  • APC (UPS): Well, when you discover that your UPS needs a replacement under warranty and they only promise that they will ship it tomorrow (it took about 5 days to reach our office), you don't really care about how good the support may be.  At least they do make good products.
  • Dell/Compellent (Storage Array): Very good.  Good knowledge base, helpfull techs, quality products as well (meaning we don't need to call them except for firmware updates, for which they do all the checks for you before enabling the updates).
  • EMC (Networker): Medium.  Complex product, complex problems, sometimes very long to get to a solution, and sometimes they forget you or close the case without providing a solution.
  • Fort Systems Limited (Anti-spam/virus products): Of course they're good, I've been part of their support team in the past :). And their product rock (very good catch rate with almost no hardware requirements, even for very-high volume sites).
  • Godaddy (SSL Certificates): No e-mail support, but phone support is available 24/7.  Very kind and helpful people.  Always provided solutions, and very quickly.
  • Hewlett-Packard (Servers, switches, interconnects, enclosures, tape libraries, desktops, laptops, printers): If the hardware is definitely broken, they'll fix it.  If it freezes once in a while, it may be longer.  Problem with hardware-provided software (OS agents, firmware updates, etc.)? It may be more difficult and a lot longer.
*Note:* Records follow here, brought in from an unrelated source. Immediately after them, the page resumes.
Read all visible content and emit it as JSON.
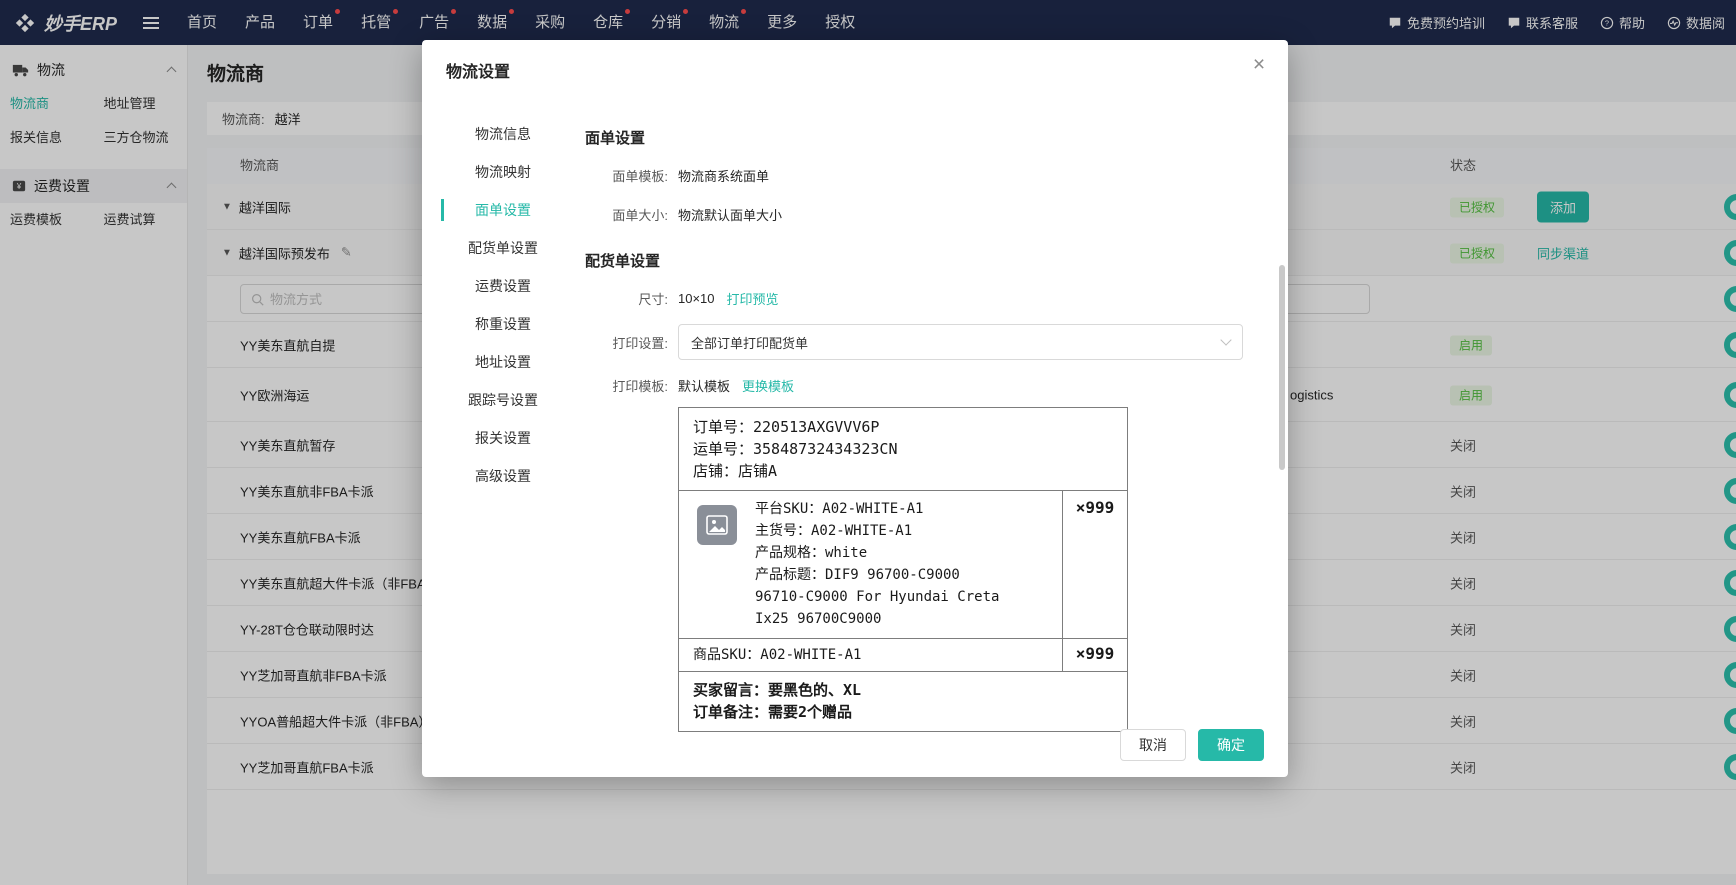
{
  "colors": {
    "accent_teal": "#26b9a8",
    "nav_navy": "#1f2b4d",
    "status_green": "#54c141",
    "notification_red": "#ff4d4f"
  },
  "topnav": {
    "logo": "妙手ERP",
    "items": [
      {
        "label": "首页",
        "dot": false
      },
      {
        "label": "产品",
        "dot": false
      },
      {
        "label": "订单",
        "dot": true
      },
      {
        "label": "托管",
        "dot": true
      },
      {
        "label": "广告",
        "dot": true
      },
      {
        "label": "数据",
        "dot": true
      },
      {
        "label": "采购",
        "dot": false
      },
      {
        "label": "仓库",
        "dot": true
      },
      {
        "label": "分销",
        "dot": true
      },
      {
        "label": "物流",
        "dot": true
      },
      {
        "label": "更多",
        "dot": false
      },
      {
        "label": "授权",
        "dot": false
      }
    ],
    "right_items": [
      {
        "label": "免费预约培训",
        "icon": "chat-icon"
      },
      {
        "label": "联系客服",
        "icon": "chat-icon"
      },
      {
        "label": "帮助",
        "icon": "help-icon"
      },
      {
        "label": "数据阅",
        "icon": "data-icon"
      }
    ]
  },
  "sidebar": {
    "sections": [
      {
        "title": "物流",
        "icon": "truck-icon",
        "items": [
          {
            "label": "物流商",
            "active": true
          },
          {
            "label": "地址管理",
            "active": false
          },
          {
            "label": "报关信息",
            "active": false
          },
          {
            "label": "三方仓物流",
            "active": false
          }
        ]
      },
      {
        "title": "运费设置",
        "icon": "freight-icon",
        "items": [
          {
            "label": "运费模板",
            "active": false
          },
          {
            "label": "运费试算",
            "active": false
          }
        ]
      }
    ]
  },
  "main": {
    "page_title": "物流商",
    "filter": {
      "label": "物流商:",
      "value": "越洋"
    },
    "table": {
      "headers": {
        "provider": "物流商",
        "status": "状态"
      },
      "groups": [
        {
          "name": "越洋国际",
          "status": "已授权",
          "action": "添加"
        },
        {
          "name": "越洋国际预发布",
          "status": "已授权",
          "action": "同步渠道"
        }
      ],
      "search_placeholder": "物流方式",
      "rows": [
        {
          "name": "YY美东直航自提",
          "status": "启用"
        },
        {
          "name": "YY欧洲海运",
          "partner": "ogistics",
          "status": "启用"
        },
        {
          "name": "YY美东直航暂存",
          "status": "关闭"
        },
        {
          "name": "YY美东直航非FBA卡派",
          "status": "关闭"
        },
        {
          "name": "YY美东直航FBA卡派",
          "status": "关闭"
        },
        {
          "name": "YY美东直航超大件卡派（非FBA）",
          "status": "关闭"
        },
        {
          "name": "YY-28T仓仓联动限时达",
          "status": "关闭"
        },
        {
          "name": "YY芝加哥直航非FBA卡派",
          "status": "关闭"
        },
        {
          "name": "YYOA普船超大件卡派（非FBA）",
          "status": "关闭"
        },
        {
          "name": "YY芝加哥直航FBA卡派",
          "status": "关闭"
        }
      ]
    }
  },
  "modal": {
    "title": "物流设置",
    "tabs": [
      {
        "label": "物流信息"
      },
      {
        "label": "物流映射"
      },
      {
        "label": "面单设置"
      },
      {
        "label": "配货单设置"
      },
      {
        "label": "运费设置"
      },
      {
        "label": "称重设置"
      },
      {
        "label": "地址设置"
      },
      {
        "label": "跟踪号设置"
      },
      {
        "label": "报关设置"
      },
      {
        "label": "高级设置"
      }
    ],
    "active_tab": "面单设置",
    "face_sheet": {
      "heading": "面单设置",
      "template_label": "面单模板:",
      "template_value": "物流商系统面单",
      "size_label": "面单大小:",
      "size_value": "物流默认面单大小"
    },
    "picking": {
      "heading": "配货单设置",
      "size_label": "尺寸:",
      "size_value": "10×10",
      "preview_link": "打印预览",
      "print_label": "打印设置:",
      "print_value": "全部订单打印配货单",
      "template_label": "打印模板:",
      "template_value": "默认模板",
      "change_link": "更换模板"
    },
    "preview": {
      "order_no": "订单号：220513AXGVVV6P",
      "waybill_no": "运单号：35848732434323CN",
      "shop": "店铺：店铺A",
      "product_lines": [
        "平台SKU：A02-WHITE-A1",
        "主货号：A02-WHITE-A1",
        "产品规格：white",
        "产品标题：DIF9 96700-C9000",
        "96710-C9000 For Hyundai Creta",
        "Ix25 96700C9000"
      ],
      "qty": "×999",
      "sku_line": "商品SKU：A02-WHITE-A1",
      "sku_qty": "×999",
      "buyer_note": "买家留言：要黑色的、XL",
      "order_note": "订单备注：需要2个赠品"
    },
    "footer": {
      "cancel": "取消",
      "confirm": "确定"
    }
  }
}
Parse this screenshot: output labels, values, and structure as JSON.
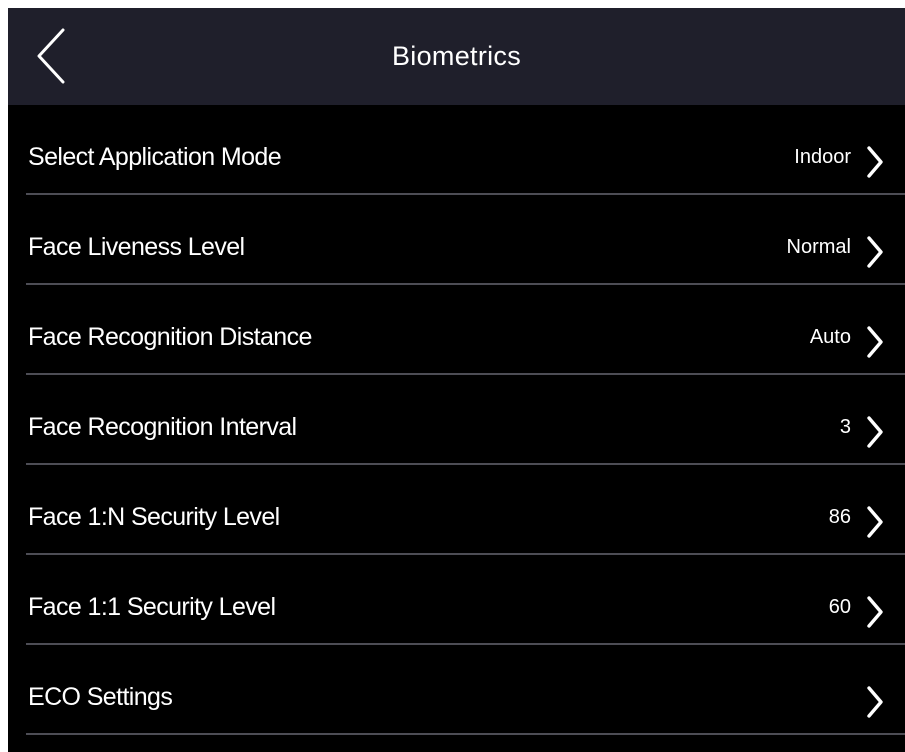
{
  "header": {
    "title": "Biometrics",
    "back_icon": "chevron-left-icon"
  },
  "settings": {
    "items": [
      {
        "label": "Select Application Mode",
        "value": "Indoor"
      },
      {
        "label": "Face Liveness Level",
        "value": "Normal"
      },
      {
        "label": "Face Recognition Distance",
        "value": "Auto"
      },
      {
        "label": "Face Recognition Interval",
        "value": "3"
      },
      {
        "label": "Face 1:N Security Level",
        "value": "86"
      },
      {
        "label": "Face 1:1 Security Level",
        "value": "60"
      },
      {
        "label": "ECO Settings",
        "value": ""
      }
    ]
  },
  "colors": {
    "background": "#000000",
    "header_background": "#1f1f2b",
    "text": "#ffffff",
    "divider": "#4d4d55"
  }
}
Their web site(s) are really not the best.  Often slow or unresponsive, and it is often difficult to find the info you're looking for.
  • Oracle (Storage Array): Bad. Break'n'fix only and it takes about 5 e-mails for the tech support rep to understand your question or problem, or they'll blindly send you irrelevant links to their knowledge base.  I've been told that it is similar for their flagship product, Oracle Database, and in many case, they don't help you solve your problem but tell you to buy this or that other product that they sell that would solve your problem.  Deserves to be hated.
  • Red Hat (Red Hat Enterprise Linux): Excellent, maybe the best.  They support every single package in the distribution and help even if it is not broken: best practices or general advice.  A tech support rep even provided a script to rescan all the disks of a specific SAN only.  I always said that opening support tickets with Red Hat helps me learn new things (and fix my issues).  Their knowledge base is very complete and includes stuff that is very specific (like how to access their package distribution servers when doing strict egress packet filtering).
  • Talend (ETL product): Fair.  Their product is not top quality and tech support reps are not always able to hide it.  Solutions are often not very decent (oh, you'd better upgrade to the latest version, the bug is probably fixed... oh yeah, I must also say that you'd better do a fresh install of the latest version, upgrades don't work very well (sigh...)
  • VMWare: Very good.  Very good knowledge base, tech support agents are knowledgeable and will help you even if it is not broken (best practices, advice specific to your configuration and environment).
  • Zend (Zend server): Ok, nothing exceptionnal there.  Product is refining but had many problems at the beginning.  Do they have a knowledge base?  Not sure.
Feel free to comment with your own support experiences.